You should also apply for Jobseeker’s Allowance to give you a little extra cash while you’re looking for work.
Make sure you update your CV, contact recruitment agencies and sign up to job websites, like Reed and Monster. The sooner you start looking for another job the better - some employers may even like the fact that you can start work almost immediately.
If you’re not getting any redundancy pay, it’s worth contacting your lenders, utility providers and other service providers to let them know the situation. They may be willing to give you a payment holiday until you find work again, which means you won’t have to worry about finding the money to cover these bills while you’re between jobs.
If you have a mortgage, again its important to speak to your lender as soon as possible. They may let you just pay the interest for a short while, whilst you find a new job, rather than your full monthly payments. Alternatively, they may let you take a payment holiday – although be aware that the interest on your loan will keep building up during this period so your monthly bill may be a little higher when you start to receive one again.
If you lose your job you should definitely check to see whether you've got insurance that could cover you. You may be paying for Payment Protection Insurance (PPI) – it's an insurance that you can sometimes have on mortgages and other unsecured debts that is designed to cover you if you lose your job for any reason and find yourself unable to meet your payments. You should be able to find out whether you have PPI by looking at a statement or by contacting the lender and asking them.

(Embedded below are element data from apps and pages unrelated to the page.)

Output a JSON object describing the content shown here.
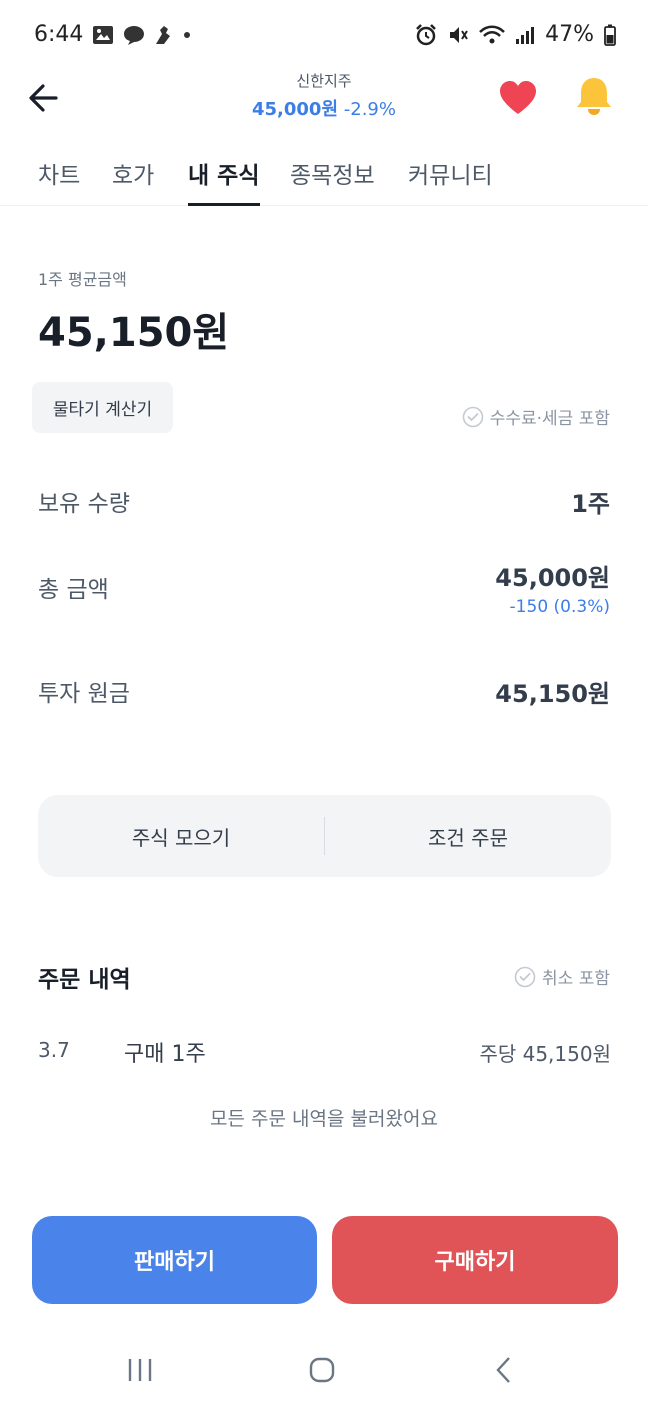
{
  "status_bar": {
    "time": "6:44",
    "battery": "47%"
  },
  "header": {
    "stock_name": "신한지주",
    "price": "45,000원",
    "change": "-2.9%"
  },
  "tabs": [
    {
      "label": "차트"
    },
    {
      "label": "호가"
    },
    {
      "label": "내 주식",
      "active": true
    },
    {
      "label": "종목정보"
    },
    {
      "label": "커뮤니티"
    }
  ],
  "holding": {
    "avg_label": "1주 평균금액",
    "avg_value": "45,150원",
    "calc_button": "물타기 계산기",
    "fee_check_label": "수수료·세금 포함",
    "rows": {
      "quantity": {
        "label": "보유 수량",
        "value": "1주"
      },
      "total": {
        "label": "총 금액",
        "value": "45,000원",
        "sub": "-150 (0.3%)"
      },
      "principal": {
        "label": "투자 원금",
        "value": "45,150원"
      }
    }
  },
  "actions": {
    "collect": "주식 모으기",
    "conditional": "조건 주문"
  },
  "orders": {
    "title": "주문 내역",
    "cancel_check_label": "취소 포함",
    "items": [
      {
        "date": "3.7",
        "desc": "구매 1주",
        "price": "주당 45,150원"
      }
    ],
    "loaded_msg": "모든 주문 내역을 불러왔어요"
  },
  "buttons": {
    "sell": "판매하기",
    "buy": "구매하기"
  },
  "colors": {
    "accent_blue": "#3c7ee8",
    "sell_blue": "#4a83ea",
    "buy_red": "#e05458",
    "heart": "#ee4454",
    "bell": "#fcc43b"
  },
  "icons": [
    "gallery-icon",
    "chat-icon",
    "tool-icon",
    "alarm-icon",
    "mute-icon",
    "wifi-icon",
    "signal-icon",
    "battery-icon",
    "back-arrow-icon",
    "heart-icon",
    "bell-icon",
    "check-circle-icon"
  ]
}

Pay the right bills first
As well as having a clear idea of your budget it is really important to prioritise your bills. Things like your rent (or mortgage), council tax, and utilities are bills you must always pay – they are known as priority bills. If you can’t pay everything and you need to make a choice then credit card bills, unsecured loans, storecard debt and so on are the ones to miss.
If you’ve already contacted your lenders and not got anywhere, or you are still concerned about how you are going to cope financially, then it makes sense to seek help from a money or debt advisor – like us. We’ve helped over 400,000 people with problem debt in a wide range of circumstances. Use one of the options to the left of the page and one of our advisors will be happy to take you through the options that are available to help you.
by Christine WalshBack to blog home